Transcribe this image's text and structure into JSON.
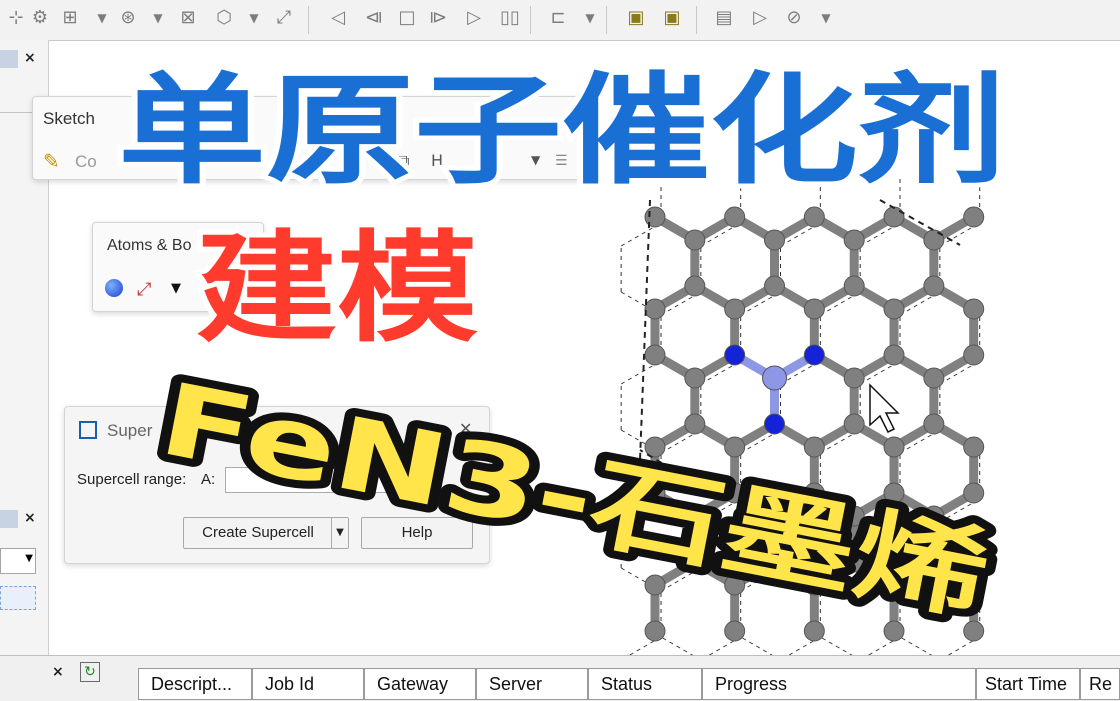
{
  "colors": {
    "title_blue": "#1a6fd4",
    "title_red": "#ff3b2e",
    "title_yellow": "#ffe44a",
    "carbon": "#808080",
    "nitrogen": "#1523d8",
    "iron": "#8c97e6"
  },
  "toolbar": {
    "icons": [
      "select-icon",
      "move-icon",
      "rotate-icon",
      "translate-icon",
      "zoom-icon",
      "rotate-3d-icon",
      "measure-icon",
      "first-frame-icon",
      "prev-frame-icon",
      "stop-icon",
      "next-frame-icon",
      "last-frame-icon",
      "pause-icon",
      "export-icon",
      "cube-icon",
      "cube2-icon",
      "doc-icon",
      "play-icon",
      "settings-icon"
    ]
  },
  "sketch": {
    "title": "Sketch",
    "pencil_label": "Co"
  },
  "atoms_bonds": {
    "title": "Atoms & Bo"
  },
  "supercell": {
    "title": "Super",
    "size_label": "Supercell range:",
    "a_label": "A:",
    "create_label": "Create Supercell",
    "help_label": "Help"
  },
  "overlay": {
    "line1": "单原子催化剂",
    "line2": "建模",
    "line3": "FeN3-石墨烯"
  },
  "jobs": {
    "columns": [
      "Descript...",
      "Job Id",
      "Gateway",
      "Server",
      "Status",
      "Progress",
      "Start Time",
      "Re"
    ]
  }
}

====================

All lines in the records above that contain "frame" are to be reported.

      "first-frame-icon",
      "prev-frame-icon",
      "next-frame-icon",
      "last-frame-icon",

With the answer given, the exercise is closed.